Symbol of reunion with China, panda Tuan Tuan dies in Taipei
Tuan Tuan, one of two giant pandas gifted to Taiwan from China as a symbol of hoped-for reunion between the sides, has died
TAIPEI, Taiwan — Tuan Tuan, one of two giant pandas gifted to Taiwan from China, died Saturday after a brief illness, the Taipei Zoo said.
No cause of death was immediately given, but earlier reports said the panda was believed to have a malignant brain tumor, prompting China to send a pair of experts to Taiwan earlier this month to help with his treatment.
Tuan Tuan did not respond and after a series of seizures Saturday was placed in an induced coma, according to Taiwanese news reports.
Tuan Tuan and his mate, Yuan Yuan, were gifted to the zoo in 2008 during a time of warming relations between China and Taiwan, which split amid civil war in 1949. Both were born in China in 2004 and succeeded in having a pair of cubs in Taiwan.
The average life span for pandas in the wild is 15-20 years, while they can live for 30 years or more under human care.

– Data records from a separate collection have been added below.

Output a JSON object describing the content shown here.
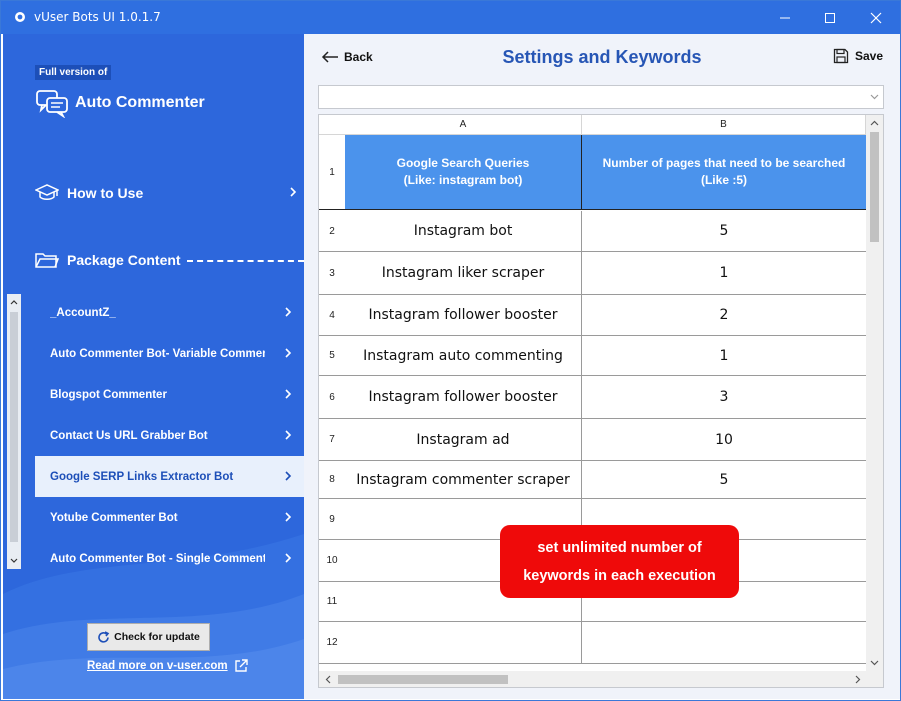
{
  "window": {
    "title": "vUser Bots UI 1.0.1.7",
    "controls": [
      "minimize",
      "maximize",
      "close"
    ]
  },
  "sidebar": {
    "badge": "Full version of",
    "brand": "Auto Commenter",
    "how_to_use": "How to Use",
    "package_content": "Package Content",
    "items": [
      {
        "label": "_AccountZ_",
        "active": false
      },
      {
        "label": "Auto Commenter Bot- Variable Comment V",
        "active": false
      },
      {
        "label": "Blogspot Commenter",
        "active": false
      },
      {
        "label": "Contact Us URL Grabber Bot",
        "active": false
      },
      {
        "label": "Google SERP Links Extractor Bot",
        "active": true
      },
      {
        "label": "Yotube Commenter Bot",
        "active": false
      },
      {
        "label": "Auto Commenter Bot - Single Comment",
        "active": false
      }
    ],
    "check_update": "Check for update",
    "read_more": "Read more on v-user.com"
  },
  "main": {
    "back": "Back",
    "title": "Settings and Keywords",
    "save": "Save",
    "combo_value": "",
    "grid": {
      "columns": [
        "A",
        "B"
      ],
      "header_row": {
        "num": "1",
        "a_line1": "Google Search Queries",
        "a_line2": "(Like: instagram bot)",
        "b_line1": "Number of pages that need to be searched",
        "b_line2": "(Like :5)"
      },
      "rows": [
        {
          "num": "2",
          "query": "Instagram bot",
          "pages": "5"
        },
        {
          "num": "3",
          "query": "Instagram liker scraper",
          "pages": "1"
        },
        {
          "num": "4",
          "query": "Instagram follower booster",
          "pages": "2"
        },
        {
          "num": "5",
          "query": "Instagram auto commenting",
          "pages": "1"
        },
        {
          "num": "6",
          "query": "Instagram follower booster",
          "pages": "3"
        },
        {
          "num": "7",
          "query": "Instagram ad",
          "pages": "10"
        },
        {
          "num": "8",
          "query": "Instagram commenter scraper",
          "pages": "5"
        },
        {
          "num": "9",
          "query": "",
          "pages": ""
        },
        {
          "num": "10",
          "query": "",
          "pages": ""
        },
        {
          "num": "11",
          "query": "",
          "pages": ""
        },
        {
          "num": "12",
          "query": "",
          "pages": ""
        }
      ]
    },
    "callout": {
      "line1": "set unlimited number of",
      "line2": "keywords in each execution"
    }
  },
  "colors": {
    "titlebar": "#2f6fe0",
    "sidebar": "#2d67dc",
    "grid_header": "#4b93ec",
    "callout": "#ef0a0a",
    "title_text": "#2756b5"
  },
  "icons": [
    "app-icon",
    "chat-bubbles-icon",
    "graduation-cap-icon",
    "folder-icon",
    "chevron-right-icon",
    "refresh-icon",
    "external-link-icon",
    "arrow-left-icon",
    "save-disk-icon",
    "chevron-down-icon"
  ]
}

Ties between Beijing and Taipei have declined sharply in the year’s since the pair’s arrival, with China cutting off contacts in 2016 following the election of independence-leaning President Tsai Ing-wen, who was reelected in 2020.
China sends pandas abroad as a sign of goodwill but maintains ownership over the animals and any cubs they produce. An unofficial national mascot, the animals are native to southwestern China, reproduce rarely and rely almost exclusively on a diet of bamboo.
An estimated 1,800 pandas live in the wild, while another 500 are in zoos or reserves, mostly in Sichuan, where they are a protected species but remain under threat from habitat loss.